Slains Castle

Dracula author Bram Stoker had visited the new castle as a guest in its heyday and apparently the location inspired him to use it as a model for Dracula’s Castle. Sadly since those days the castle has fallen completely to ruin. In 1925 the owner decided to remove the roof to avoid paying tax on the building and as the building is practically hanging over the North Sea it won’t have taken long for the weather to ravage it, but it is very atmospheric.

New Slains Castle
Unusually for Scotland there’s quite a lot of red brick in the building of dividing walls and such, I suspect these bits were re-done in the 19th century.

New Slains Castle
You can see where the beams and joists were originally.

New Slains Castle

New Slains Castle

When we were there it was quite busy with foreign tourists and local kids.

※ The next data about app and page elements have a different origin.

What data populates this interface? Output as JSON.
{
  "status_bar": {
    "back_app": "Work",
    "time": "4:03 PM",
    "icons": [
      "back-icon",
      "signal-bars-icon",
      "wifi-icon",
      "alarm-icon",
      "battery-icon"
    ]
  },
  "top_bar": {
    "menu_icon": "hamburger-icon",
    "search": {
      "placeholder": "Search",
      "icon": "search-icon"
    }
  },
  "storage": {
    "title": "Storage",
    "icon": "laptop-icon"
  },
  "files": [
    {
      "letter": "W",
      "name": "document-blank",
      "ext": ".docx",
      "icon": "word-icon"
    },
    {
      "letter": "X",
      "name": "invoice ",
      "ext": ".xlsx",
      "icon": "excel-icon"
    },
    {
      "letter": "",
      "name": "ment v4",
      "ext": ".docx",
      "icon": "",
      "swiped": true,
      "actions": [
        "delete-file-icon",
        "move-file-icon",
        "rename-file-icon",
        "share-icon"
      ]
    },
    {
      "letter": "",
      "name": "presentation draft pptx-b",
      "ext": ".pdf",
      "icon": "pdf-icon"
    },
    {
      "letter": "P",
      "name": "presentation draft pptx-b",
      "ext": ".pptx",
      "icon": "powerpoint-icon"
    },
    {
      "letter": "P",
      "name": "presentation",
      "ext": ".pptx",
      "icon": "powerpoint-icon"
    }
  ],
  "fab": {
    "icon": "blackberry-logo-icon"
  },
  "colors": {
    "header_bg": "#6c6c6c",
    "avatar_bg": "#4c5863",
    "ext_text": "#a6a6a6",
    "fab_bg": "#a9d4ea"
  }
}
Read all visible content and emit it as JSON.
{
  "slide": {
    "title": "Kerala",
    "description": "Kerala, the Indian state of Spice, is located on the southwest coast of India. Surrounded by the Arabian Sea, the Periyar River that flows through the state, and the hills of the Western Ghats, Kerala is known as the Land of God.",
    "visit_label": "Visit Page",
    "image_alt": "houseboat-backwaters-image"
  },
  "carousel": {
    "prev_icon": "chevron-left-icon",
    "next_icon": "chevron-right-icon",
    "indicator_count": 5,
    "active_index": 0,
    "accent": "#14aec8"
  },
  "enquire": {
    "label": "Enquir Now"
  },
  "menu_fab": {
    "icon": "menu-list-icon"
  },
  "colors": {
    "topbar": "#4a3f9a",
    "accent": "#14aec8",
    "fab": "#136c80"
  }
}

Those youngsters are always heart-stopping for me as they are fearless, it seems that if there’s a cliff around then there’ll be kids dangling their legs over the edge of it. This time I was amazed to see some boys aged about 14 had climbed right down to the sea – and even more gobsmacked when they disappeared behind a rock and emerged wheeling their bikes – they had ridden down there it seems!

We did climb up some of the castle stairs for a better view and to imagine what all the rooms must have been like but it does feel quite dangerous up there as because the floors have all gone you can’t walk from one room to another as there’s always a big gap between them, if you aren’t careful it would be easy to fall down into a downstairs corridor, it’s as scary as looking down a ravine.

New Slains Castle

The stairs are distinctly dodgy!
New Slains Castle

They chose a good spot for the castle though – both defensively and just for a spectacular view.

Rocks
Rocks

There have been quite a few accidents and strange deaths here and there were floral memorials and woven wooden things that must have been to keep witches away – and of course – red thread.

Somebody fell down the ravine below not long ago – don’t go too close!

Slains Castle Sea inlet

You can see more images of Slains Castle here.

Arbuthnott, The Mearns, Aberdeenshire

One of the places which Peggy was keen to visit was the Lewis Grassic Gibbon Centre at Arbuthnott in The Mearns, Aberdeenshire. So one fairly fine day we drove up there to the centre which is really a cafe with a small exhibition at the back of it, telling the story of Lewis Grassic Gibbon who wrote the Sunset Song books amongst others. Those are the ones which most people have heard about though as they have been dramatised for TV a few times.

It’s years since I read the three books which make up The Scots Quair, but I remebered The Mearns which is the area they are set in was depicted as being a harsh and grim place but as you can see in these photos it’s rather lovely, in the spring/summertime anyway.

Arbuthnott River Bervie 1

The wee river is the Bervie and it meanders across the fields which are just down the hill from the church where Lewis Grassic Gibbon was buried just days before what would have been his 34th birthday.

Arbuthnott Gorse

Standing on a wee wooden bridge which spans the river you can look over to this field of gorse or whins as it is called in Scotland, and see a bank of primroses still blooming in late May, everything is at least two or three weeks later in flowering than in the south.

Arbuthnott Primrose bank

If you look closely you’ll be able to see the primroses again in the photo below.

Arbuthnott River Bervie

Grassic Gibbon had a hard life, having to join the army just to save himself from starvation at one point, and it’s sad to think that although he did eventually find success in writing, he died way down south in Welwyn Garden City, a town which I lived in for a short time at the back end of the 1970s, not a place of beauty as I recall.

I’m sure that I took some photos of ruined houses which were standing either side of the rough track which leads down to the River Bervie, but again they don’t appear on my camera, I think it’s a temperamental beastie – that camera of ours.

It’s the 1971 version of Sunset Song which I remember most fondly and I’ve discovered that someone has kindly put it on You Tube. I might just wallow in some nostalgia. I must have been 12 when it was first broadcast and it led to me reading the books.